Report every line below that holds the word "this".

#### Supplied information

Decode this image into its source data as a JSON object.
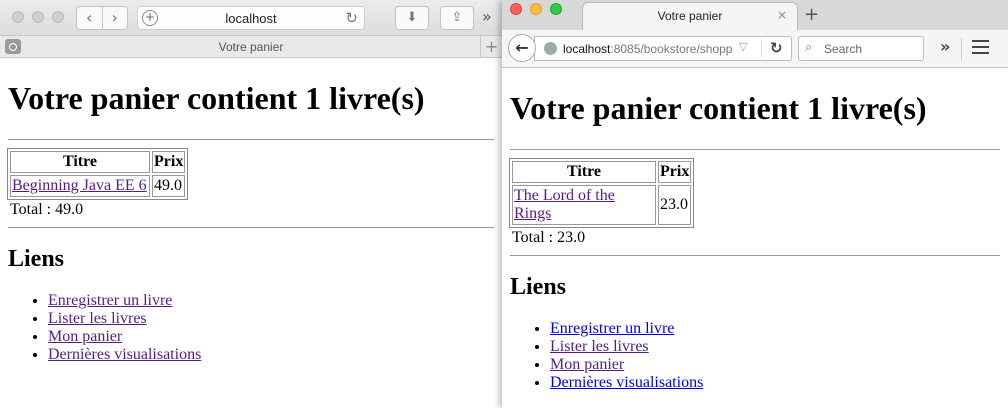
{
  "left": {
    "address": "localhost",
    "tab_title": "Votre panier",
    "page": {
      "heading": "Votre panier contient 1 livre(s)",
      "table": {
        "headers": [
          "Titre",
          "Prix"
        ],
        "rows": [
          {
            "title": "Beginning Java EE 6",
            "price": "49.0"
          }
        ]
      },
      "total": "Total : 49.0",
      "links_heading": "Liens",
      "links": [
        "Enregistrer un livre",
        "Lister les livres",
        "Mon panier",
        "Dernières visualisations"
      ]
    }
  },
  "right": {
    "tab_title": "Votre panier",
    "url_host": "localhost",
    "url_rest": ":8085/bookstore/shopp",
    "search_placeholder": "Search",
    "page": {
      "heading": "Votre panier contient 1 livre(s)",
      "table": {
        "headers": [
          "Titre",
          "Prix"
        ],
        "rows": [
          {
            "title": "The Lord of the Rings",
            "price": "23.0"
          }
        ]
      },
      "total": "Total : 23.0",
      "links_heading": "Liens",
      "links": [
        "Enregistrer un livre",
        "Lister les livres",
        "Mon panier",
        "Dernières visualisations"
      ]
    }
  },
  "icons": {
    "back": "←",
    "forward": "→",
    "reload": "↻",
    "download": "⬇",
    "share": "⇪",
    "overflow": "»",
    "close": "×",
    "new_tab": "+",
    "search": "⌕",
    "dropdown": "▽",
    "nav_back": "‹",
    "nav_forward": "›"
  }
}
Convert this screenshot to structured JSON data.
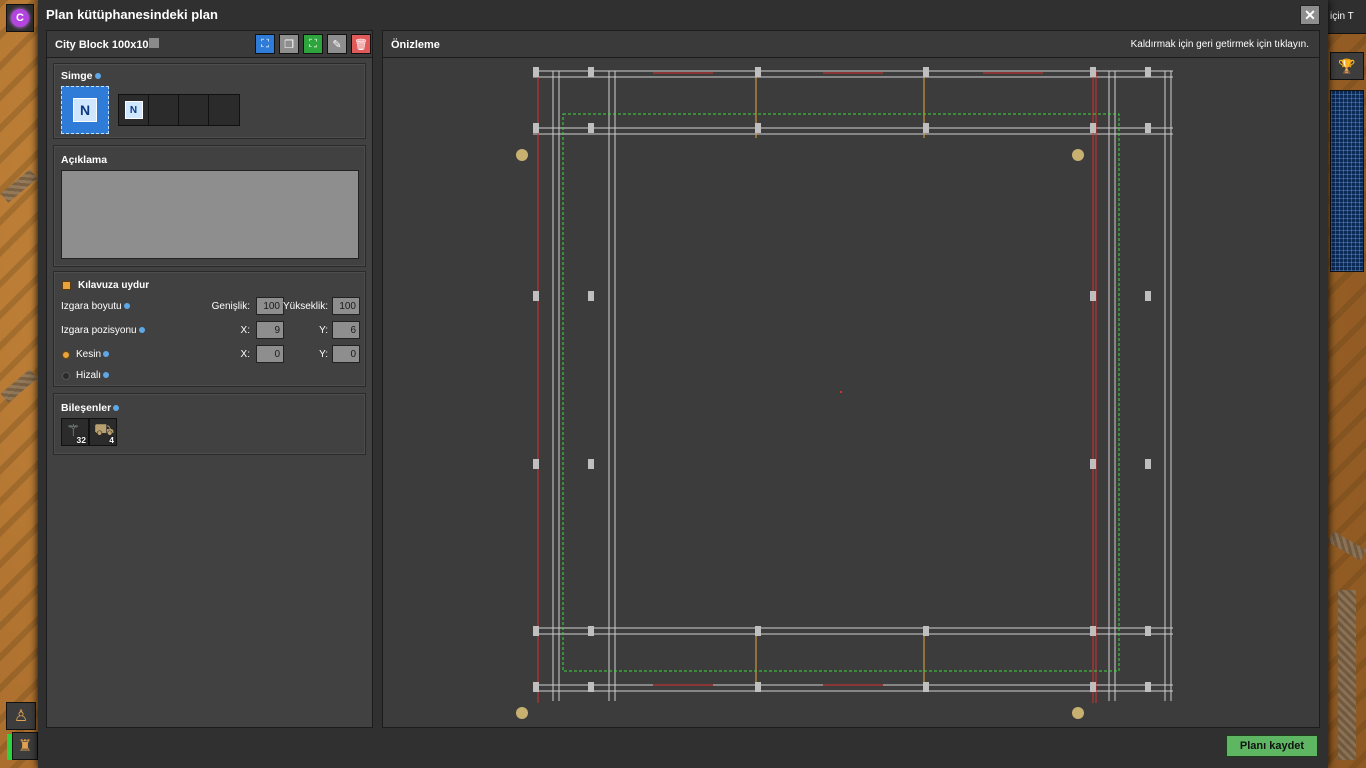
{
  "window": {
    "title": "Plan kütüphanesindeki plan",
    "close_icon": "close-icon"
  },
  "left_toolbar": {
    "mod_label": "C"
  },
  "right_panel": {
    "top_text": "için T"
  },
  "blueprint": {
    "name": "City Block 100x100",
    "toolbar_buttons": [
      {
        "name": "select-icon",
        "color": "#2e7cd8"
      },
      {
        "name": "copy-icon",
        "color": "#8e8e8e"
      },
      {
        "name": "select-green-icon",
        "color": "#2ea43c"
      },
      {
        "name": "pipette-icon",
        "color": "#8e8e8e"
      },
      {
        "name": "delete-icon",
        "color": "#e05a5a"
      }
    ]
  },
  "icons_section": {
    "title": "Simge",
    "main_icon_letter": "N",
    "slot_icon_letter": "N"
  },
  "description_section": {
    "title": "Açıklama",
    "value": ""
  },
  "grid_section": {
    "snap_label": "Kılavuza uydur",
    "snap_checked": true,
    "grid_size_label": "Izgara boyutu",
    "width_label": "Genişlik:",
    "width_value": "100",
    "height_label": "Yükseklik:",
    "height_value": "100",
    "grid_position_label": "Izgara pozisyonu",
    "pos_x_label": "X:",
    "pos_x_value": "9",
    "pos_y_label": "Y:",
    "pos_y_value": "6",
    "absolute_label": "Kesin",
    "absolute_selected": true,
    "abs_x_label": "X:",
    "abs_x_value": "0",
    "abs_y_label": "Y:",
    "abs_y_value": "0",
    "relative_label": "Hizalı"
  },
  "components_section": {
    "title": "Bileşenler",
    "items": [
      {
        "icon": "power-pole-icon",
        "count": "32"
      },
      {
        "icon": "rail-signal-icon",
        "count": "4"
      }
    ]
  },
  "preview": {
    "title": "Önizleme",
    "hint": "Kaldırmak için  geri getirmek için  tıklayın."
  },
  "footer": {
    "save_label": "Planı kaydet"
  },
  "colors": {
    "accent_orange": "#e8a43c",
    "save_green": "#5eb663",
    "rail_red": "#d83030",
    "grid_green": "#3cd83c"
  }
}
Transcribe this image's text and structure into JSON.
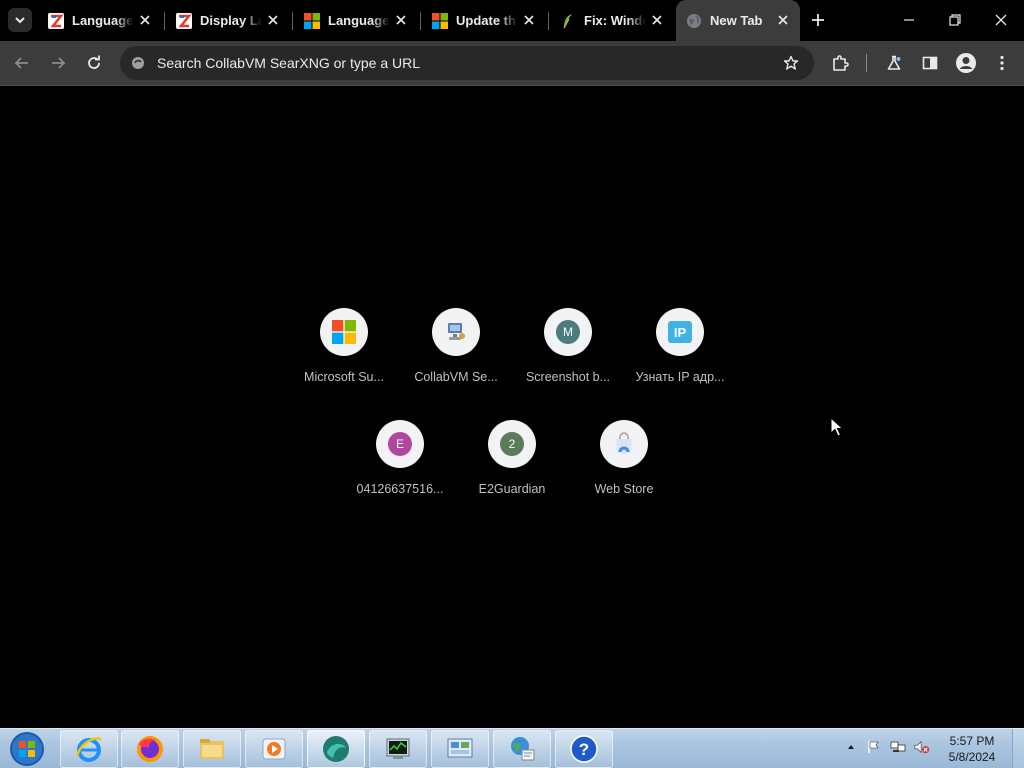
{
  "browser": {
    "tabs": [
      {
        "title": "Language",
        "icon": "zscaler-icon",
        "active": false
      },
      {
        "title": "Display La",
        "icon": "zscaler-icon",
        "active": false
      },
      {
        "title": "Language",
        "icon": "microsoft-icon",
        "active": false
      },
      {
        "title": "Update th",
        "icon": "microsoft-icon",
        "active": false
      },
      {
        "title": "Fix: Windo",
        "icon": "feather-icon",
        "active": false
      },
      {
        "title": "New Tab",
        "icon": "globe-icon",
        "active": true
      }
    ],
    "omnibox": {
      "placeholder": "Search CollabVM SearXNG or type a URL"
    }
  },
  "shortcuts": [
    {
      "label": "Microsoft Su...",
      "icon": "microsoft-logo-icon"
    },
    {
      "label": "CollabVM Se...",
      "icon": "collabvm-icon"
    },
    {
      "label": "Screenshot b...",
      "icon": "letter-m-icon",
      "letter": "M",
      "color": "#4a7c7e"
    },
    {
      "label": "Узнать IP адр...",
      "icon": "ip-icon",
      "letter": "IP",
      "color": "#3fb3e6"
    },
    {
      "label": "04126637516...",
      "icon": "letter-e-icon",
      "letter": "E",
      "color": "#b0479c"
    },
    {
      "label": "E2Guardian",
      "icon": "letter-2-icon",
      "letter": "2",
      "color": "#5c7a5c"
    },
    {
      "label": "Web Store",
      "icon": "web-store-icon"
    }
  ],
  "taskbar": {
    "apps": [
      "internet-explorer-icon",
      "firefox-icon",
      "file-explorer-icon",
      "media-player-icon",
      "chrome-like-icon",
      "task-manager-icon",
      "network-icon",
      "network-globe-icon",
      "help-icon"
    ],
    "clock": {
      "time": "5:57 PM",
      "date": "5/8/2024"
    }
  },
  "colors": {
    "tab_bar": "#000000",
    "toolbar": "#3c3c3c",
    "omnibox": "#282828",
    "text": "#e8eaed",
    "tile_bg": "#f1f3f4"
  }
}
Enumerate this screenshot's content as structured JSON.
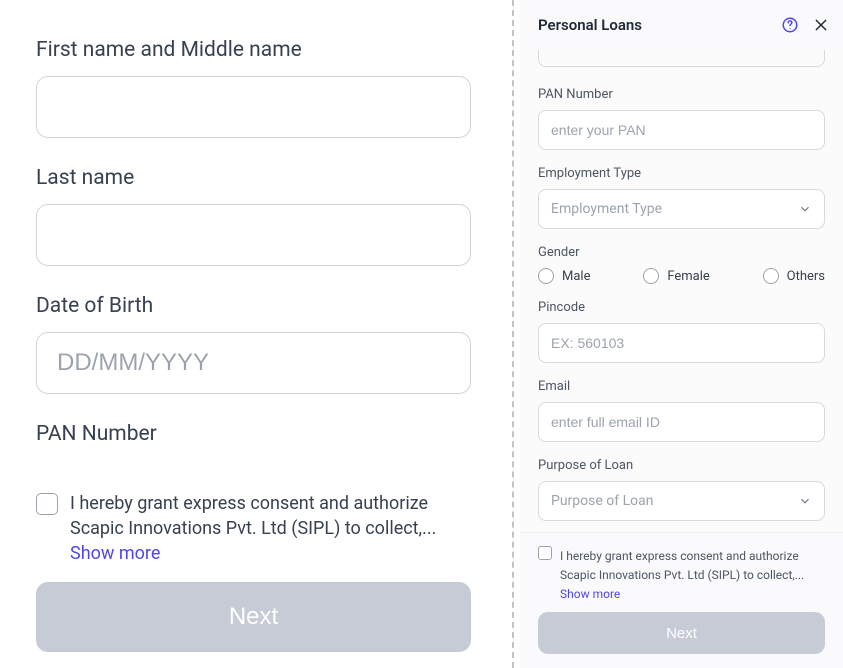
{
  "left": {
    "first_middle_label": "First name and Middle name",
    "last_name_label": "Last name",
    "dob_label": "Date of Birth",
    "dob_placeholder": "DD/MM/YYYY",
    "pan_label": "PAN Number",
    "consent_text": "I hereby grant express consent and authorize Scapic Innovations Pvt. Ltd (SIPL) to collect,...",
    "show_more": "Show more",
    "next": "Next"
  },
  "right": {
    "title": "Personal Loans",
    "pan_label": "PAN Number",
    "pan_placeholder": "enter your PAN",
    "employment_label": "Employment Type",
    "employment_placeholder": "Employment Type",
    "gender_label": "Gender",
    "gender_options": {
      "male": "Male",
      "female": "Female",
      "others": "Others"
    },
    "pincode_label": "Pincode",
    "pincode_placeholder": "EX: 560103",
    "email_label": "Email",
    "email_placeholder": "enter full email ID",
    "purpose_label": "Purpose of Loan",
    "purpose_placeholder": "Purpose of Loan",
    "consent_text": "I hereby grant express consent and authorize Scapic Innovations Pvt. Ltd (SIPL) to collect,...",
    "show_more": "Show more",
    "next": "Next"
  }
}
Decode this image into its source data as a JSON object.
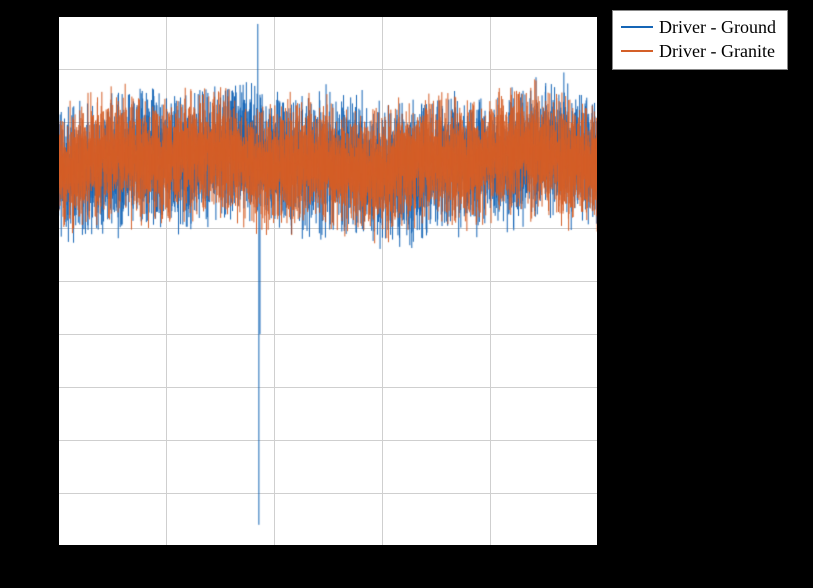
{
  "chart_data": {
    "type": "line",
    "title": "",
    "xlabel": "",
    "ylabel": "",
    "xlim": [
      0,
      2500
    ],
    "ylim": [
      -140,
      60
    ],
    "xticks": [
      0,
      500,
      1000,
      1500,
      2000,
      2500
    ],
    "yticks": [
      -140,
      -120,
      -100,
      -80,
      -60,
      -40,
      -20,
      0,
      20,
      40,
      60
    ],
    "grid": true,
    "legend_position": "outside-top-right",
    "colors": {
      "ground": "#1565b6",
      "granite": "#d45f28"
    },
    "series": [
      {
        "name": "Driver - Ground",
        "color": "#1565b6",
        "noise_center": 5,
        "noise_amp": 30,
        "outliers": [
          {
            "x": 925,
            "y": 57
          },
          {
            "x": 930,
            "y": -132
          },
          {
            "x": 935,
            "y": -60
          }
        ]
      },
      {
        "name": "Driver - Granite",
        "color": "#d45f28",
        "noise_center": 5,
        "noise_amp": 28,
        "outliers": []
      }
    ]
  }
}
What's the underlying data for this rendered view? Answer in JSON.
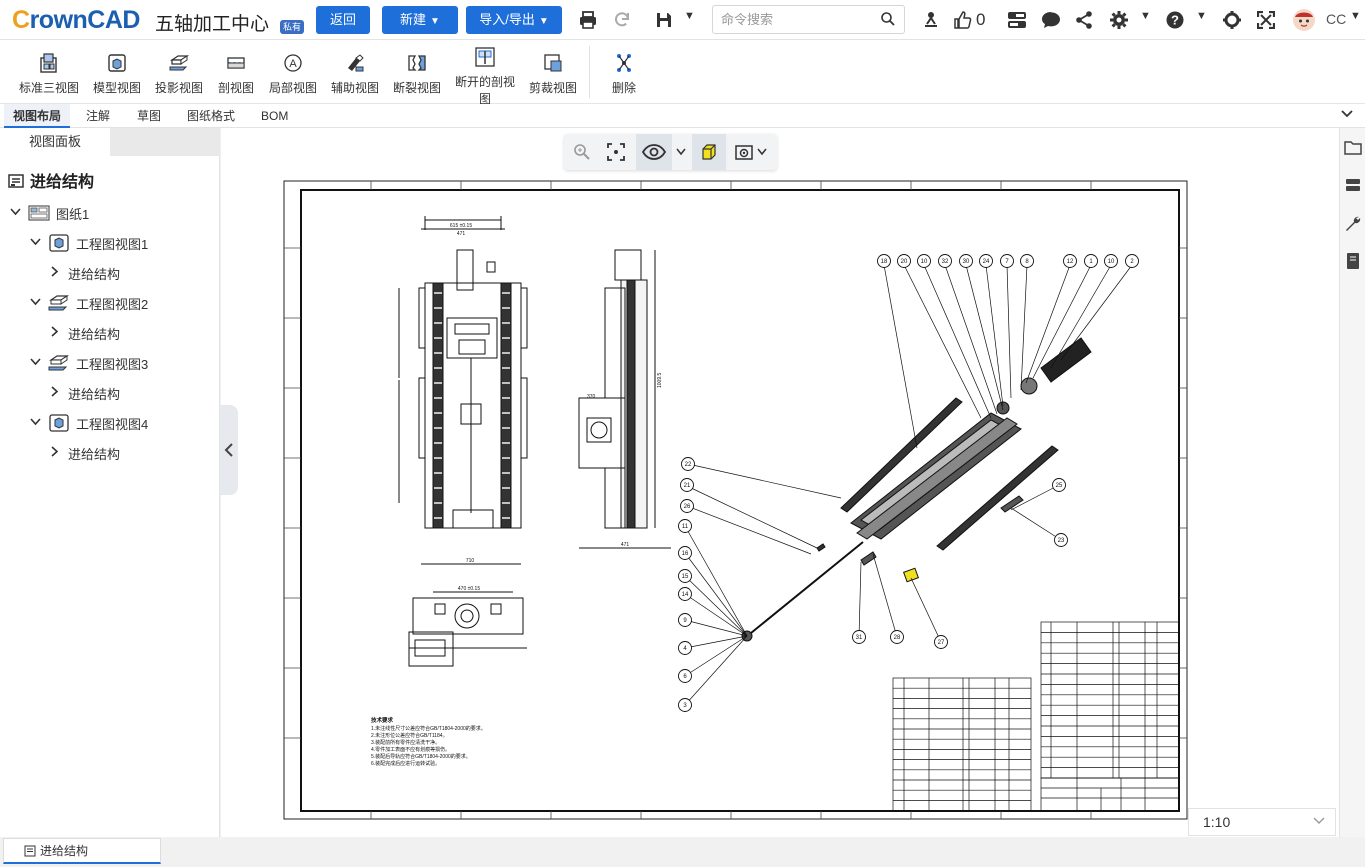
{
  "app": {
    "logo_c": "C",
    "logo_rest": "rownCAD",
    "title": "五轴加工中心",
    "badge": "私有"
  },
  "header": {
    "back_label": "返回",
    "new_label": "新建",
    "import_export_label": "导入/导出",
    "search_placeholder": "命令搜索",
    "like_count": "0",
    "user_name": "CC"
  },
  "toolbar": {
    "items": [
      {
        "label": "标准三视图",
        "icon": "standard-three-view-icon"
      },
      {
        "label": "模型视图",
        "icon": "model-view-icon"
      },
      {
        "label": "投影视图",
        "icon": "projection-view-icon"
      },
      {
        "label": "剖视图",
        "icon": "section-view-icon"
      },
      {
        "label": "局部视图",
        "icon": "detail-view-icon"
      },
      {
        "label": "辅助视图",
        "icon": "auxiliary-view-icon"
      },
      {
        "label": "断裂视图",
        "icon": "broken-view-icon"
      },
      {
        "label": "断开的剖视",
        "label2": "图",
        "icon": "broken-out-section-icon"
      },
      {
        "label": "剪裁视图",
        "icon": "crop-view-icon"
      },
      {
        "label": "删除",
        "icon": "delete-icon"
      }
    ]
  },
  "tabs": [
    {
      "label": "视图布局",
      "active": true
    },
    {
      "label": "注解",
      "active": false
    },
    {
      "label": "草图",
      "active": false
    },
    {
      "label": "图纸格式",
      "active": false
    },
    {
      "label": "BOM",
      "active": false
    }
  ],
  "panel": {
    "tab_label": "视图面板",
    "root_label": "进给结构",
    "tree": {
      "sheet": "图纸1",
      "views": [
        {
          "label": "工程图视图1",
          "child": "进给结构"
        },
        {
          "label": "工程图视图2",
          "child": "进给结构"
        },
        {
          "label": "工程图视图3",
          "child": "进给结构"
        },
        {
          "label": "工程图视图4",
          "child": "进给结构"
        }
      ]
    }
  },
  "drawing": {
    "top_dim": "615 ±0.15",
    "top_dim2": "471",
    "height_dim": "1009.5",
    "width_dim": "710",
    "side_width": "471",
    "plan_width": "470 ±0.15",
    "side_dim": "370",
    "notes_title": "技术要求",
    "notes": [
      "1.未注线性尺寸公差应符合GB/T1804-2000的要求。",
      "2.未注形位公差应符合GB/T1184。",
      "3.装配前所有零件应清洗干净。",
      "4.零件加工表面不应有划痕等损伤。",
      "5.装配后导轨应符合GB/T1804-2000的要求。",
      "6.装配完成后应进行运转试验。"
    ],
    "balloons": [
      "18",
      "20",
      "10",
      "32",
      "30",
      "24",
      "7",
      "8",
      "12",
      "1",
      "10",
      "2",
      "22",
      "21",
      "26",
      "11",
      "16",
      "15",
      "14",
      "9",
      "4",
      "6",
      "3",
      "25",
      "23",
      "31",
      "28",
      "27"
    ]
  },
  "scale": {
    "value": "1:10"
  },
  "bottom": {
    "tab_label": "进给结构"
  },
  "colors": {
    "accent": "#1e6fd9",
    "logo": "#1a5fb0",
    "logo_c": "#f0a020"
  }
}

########

▸ Answer section
Decode this image into its source data as a JSON object.
Convert this screenshot to structured JSON data.
Transcribe this image's text and structure into JSON.
Enumerate this screenshot's content as structured JSON.
Decode this image into its source data as a JSON object.
What's the underlying data for this rendered view? Answer in JSON.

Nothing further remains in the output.